I have a really hard time resting. When I get into “work mode” I summon all the resources available in the moment and keep pushing forward. Obviously, it’s not unusual that I very often have to face a hard reset – either voluntary, or involuntary.
There is probably more than one cause for this behavior. It might be that I’m having an overachiever complex (hiding, obviously, other problems not yet solved), or it might be that I am really, really passionate about what I do, I like it a lot. Add to this the fact that there are also emergencies, or situations when resting is simply not a choice (not all of them, of course, but sometimes there are). So, while getting to the root cause of this constant ‘crash by work’ attitude may be a longer process (and harder to brainstorm in a blog post), talking a bit about how I managed, in time, to control this resource allocation failure, might be more appropriate.
Without further ado, let’s go.
The first sign of getting in it too much, is, a bit counterintuitively, the mere excitement I feel, paired with some big expectations. When I have that specific feeling, when I get into that exhilaration state about a new project, or a new task, I know it will end up suddenly, with a hard reset. So, one way to manage it is to curb my enthusiasm. I try to get into tasks or projects with a little bit of distancing, regardless of how much I love them (or not). If I’m getting in it with too much enthusiasm, I know I will want to see it all done instantly, to finish it as soon as possible, and I will obviously stretch myself too much in this process.
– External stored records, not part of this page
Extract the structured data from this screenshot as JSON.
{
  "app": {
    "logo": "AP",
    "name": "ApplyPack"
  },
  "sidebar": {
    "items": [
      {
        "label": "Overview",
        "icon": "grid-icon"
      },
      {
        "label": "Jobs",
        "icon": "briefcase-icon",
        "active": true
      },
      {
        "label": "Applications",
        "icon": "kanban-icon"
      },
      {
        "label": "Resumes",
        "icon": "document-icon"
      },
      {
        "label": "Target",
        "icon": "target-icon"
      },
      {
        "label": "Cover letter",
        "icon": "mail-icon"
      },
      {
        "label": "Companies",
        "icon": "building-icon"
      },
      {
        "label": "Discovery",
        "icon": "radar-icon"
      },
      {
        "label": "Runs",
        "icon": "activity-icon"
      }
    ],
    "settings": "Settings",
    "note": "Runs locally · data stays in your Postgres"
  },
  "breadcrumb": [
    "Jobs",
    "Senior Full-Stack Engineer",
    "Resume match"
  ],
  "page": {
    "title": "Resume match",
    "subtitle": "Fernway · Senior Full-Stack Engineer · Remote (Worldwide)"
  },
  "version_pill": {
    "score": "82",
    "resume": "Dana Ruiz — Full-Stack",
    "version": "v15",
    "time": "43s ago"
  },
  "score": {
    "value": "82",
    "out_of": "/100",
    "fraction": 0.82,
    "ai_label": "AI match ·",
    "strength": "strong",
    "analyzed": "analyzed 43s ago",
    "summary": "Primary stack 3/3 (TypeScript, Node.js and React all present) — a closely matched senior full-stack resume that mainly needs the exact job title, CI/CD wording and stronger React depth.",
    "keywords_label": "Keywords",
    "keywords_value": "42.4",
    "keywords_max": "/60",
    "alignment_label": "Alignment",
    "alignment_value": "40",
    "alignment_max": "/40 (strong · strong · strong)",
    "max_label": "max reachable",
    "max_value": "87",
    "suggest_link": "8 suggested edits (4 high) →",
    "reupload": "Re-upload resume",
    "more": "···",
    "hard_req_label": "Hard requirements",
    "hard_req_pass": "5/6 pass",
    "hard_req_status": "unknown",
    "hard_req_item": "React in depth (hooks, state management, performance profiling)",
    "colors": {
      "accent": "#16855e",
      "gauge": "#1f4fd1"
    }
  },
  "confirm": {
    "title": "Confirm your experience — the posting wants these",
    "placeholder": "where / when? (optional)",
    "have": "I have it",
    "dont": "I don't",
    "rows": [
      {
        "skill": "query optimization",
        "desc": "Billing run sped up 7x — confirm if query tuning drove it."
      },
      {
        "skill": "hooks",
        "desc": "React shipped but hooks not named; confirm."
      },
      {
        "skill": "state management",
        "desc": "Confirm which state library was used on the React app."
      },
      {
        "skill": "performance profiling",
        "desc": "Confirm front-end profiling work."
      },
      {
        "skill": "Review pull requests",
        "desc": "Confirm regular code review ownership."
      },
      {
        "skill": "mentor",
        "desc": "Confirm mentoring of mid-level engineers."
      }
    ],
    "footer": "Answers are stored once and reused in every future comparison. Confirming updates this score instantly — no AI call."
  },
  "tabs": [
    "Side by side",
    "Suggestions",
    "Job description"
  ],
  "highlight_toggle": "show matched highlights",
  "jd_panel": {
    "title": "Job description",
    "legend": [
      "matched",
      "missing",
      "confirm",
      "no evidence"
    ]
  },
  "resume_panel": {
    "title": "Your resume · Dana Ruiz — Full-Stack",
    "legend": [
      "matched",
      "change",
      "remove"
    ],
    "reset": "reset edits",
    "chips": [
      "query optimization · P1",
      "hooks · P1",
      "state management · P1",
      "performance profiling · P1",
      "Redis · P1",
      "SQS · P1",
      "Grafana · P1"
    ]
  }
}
Another way to avoid the burnout was to split the day in one hour chunks (or smaller). It’s not related to the Pomodoro technique, in which you write down, or cross off, some “pomodoros” for each finished task. It’s simply an interruption of the work flow, for 5-10 minutes, or a switch to a different task. Sometimes I just get up, stretch a little or even walk for 5-10 minutes outside the coffee shop or coworking. Other times I simply pause the thing and relax for 5-10 minutes by reading some short, nice stuff (being it a newsletter that I saved specifically for this) or just some blog posts. After that, I get back to work a bit more refreshed and relaxed.
And the third thing that helped me (to a certain extent) was journaling. It helps me not only to clear my mind, but it acts as some sort of self-referencing observation agenda. For instance, I can look back at some days and see I was very productive. If there are 3-4 consecutive days, I know I am approaching some sort of a wall, so I try to slow down a little. It’s like a “heating alarm”. If I see in the journal too much stuff (or, on the contrary, too little, meaning I was so caught in that I didn’t even manage to journal anymore) then I simply take half of the day off. Most of the time that’s enough. And most of the time I can even wait until the weekend, and decide not to work during the weekend.
As you can imagine, I wrote today about that because I felt a little bit of overheating. Luckily, it didn’t get bad, so I was even able to distance myself a little and share some parts of the process.
With the hope they’ll be useful to someone, somehow, someday.